Segment Start: RECORDS SUPPLIED

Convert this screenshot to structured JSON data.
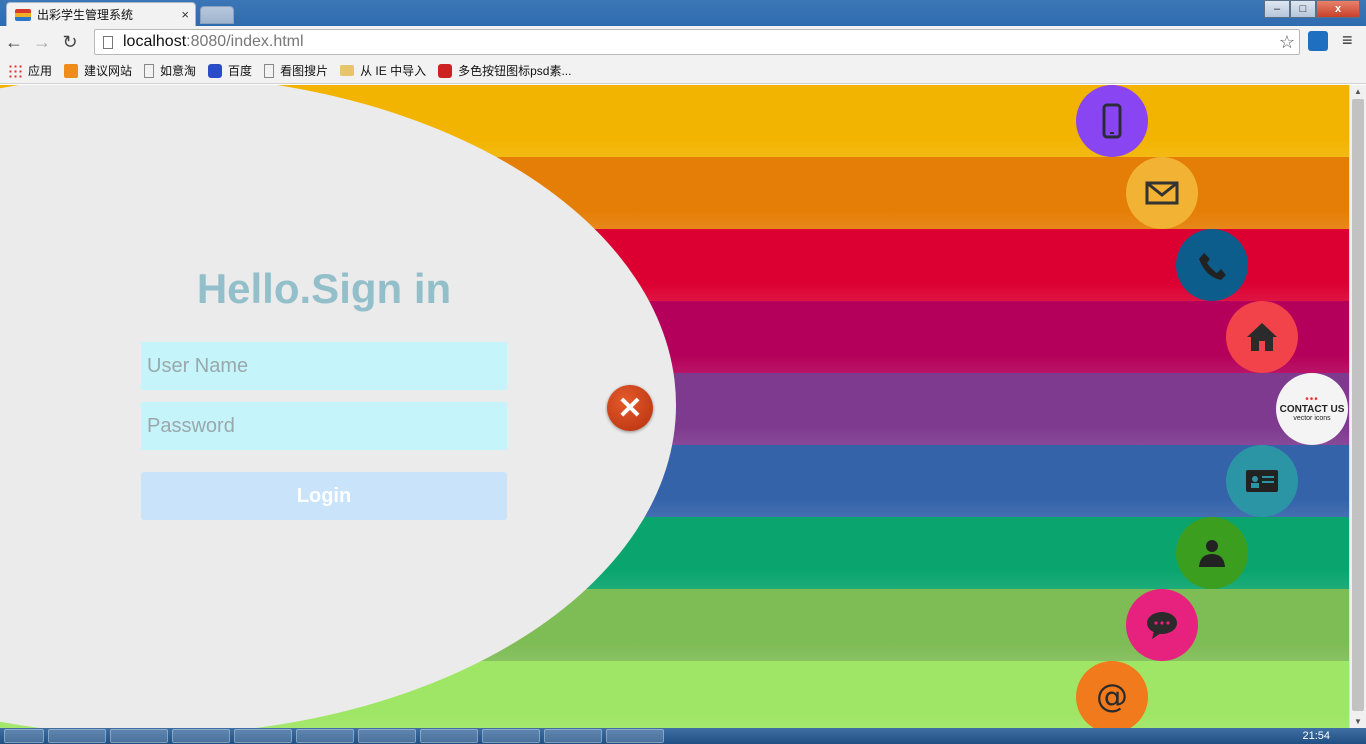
{
  "browser": {
    "tab_title": "出彩学生管理系统",
    "tab_close": "×",
    "url_host": "localhost",
    "url_path": ":8080/index.html",
    "win_minimize": "–",
    "win_maximize": "□",
    "win_close": "x"
  },
  "bookmarks": [
    {
      "label": "应用",
      "icon": "apps-icon"
    },
    {
      "label": "建议网站",
      "icon": "bulb-icon"
    },
    {
      "label": "如意淘",
      "icon": "doc-icon"
    },
    {
      "label": "百度",
      "icon": "paw-icon"
    },
    {
      "label": "看图搜片",
      "icon": "doc-icon"
    },
    {
      "label": "从 IE 中导入",
      "icon": "folder-icon"
    },
    {
      "label": "多色按钮图标psd素...",
      "icon": "red-icon"
    }
  ],
  "login": {
    "heading": "Hello.Sign in",
    "username_placeholder": "User Name",
    "password_placeholder": "Password",
    "submit_label": "Login"
  },
  "stripes": [
    "#f2b400",
    "#e57e06",
    "#dc0032",
    "#b4005a",
    "#7e3a8f",
    "#3563aa",
    "#0aa56f",
    "#7ebc55",
    "#a0e666"
  ],
  "contact_badge": {
    "title": "CONTACT US",
    "subtitle": "vector icons"
  },
  "taskbar": {
    "clock": "21:54"
  }
}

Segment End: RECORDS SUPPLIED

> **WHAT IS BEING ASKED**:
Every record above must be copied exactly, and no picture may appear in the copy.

> **ANSWER**:
Convert this screenshot to structured JSON data.
{
  "browser": {
    "tab_title": "出彩学生管理系统",
    "tab_close": "×",
    "url_host": "localhost",
    "url_path": ":8080/index.html",
    "win_minimize": "–",
    "win_maximize": "□",
    "win_close": "x"
  },
  "bookmarks": [
    {
      "label": "应用",
      "icon": "apps-icon"
    },
    {
      "label": "建议网站",
      "icon": "bulb-icon"
    },
    {
      "label": "如意淘",
      "icon": "doc-icon"
    },
    {
      "label": "百度",
      "icon": "paw-icon"
    },
    {
      "label": "看图搜片",
      "icon": "doc-icon"
    },
    {
      "label": "从 IE 中导入",
      "icon": "folder-icon"
    },
    {
      "label": "多色按钮图标psd素...",
      "icon": "red-icon"
    }
  ],
  "login": {
    "heading": "Hello.Sign in",
    "username_placeholder": "User Name",
    "password_placeholder": "Password",
    "submit_label": "Login"
  },
  "stripes": [
    "#f2b400",
    "#e57e06",
    "#dc0032",
    "#b4005a",
    "#7e3a8f",
    "#3563aa",
    "#0aa56f",
    "#7ebc55",
    "#a0e666"
  ],
  "contact_badge": {
    "title": "CONTACT US",
    "subtitle": "vector icons"
  },
  "taskbar": {
    "clock": "21:54"
  }
}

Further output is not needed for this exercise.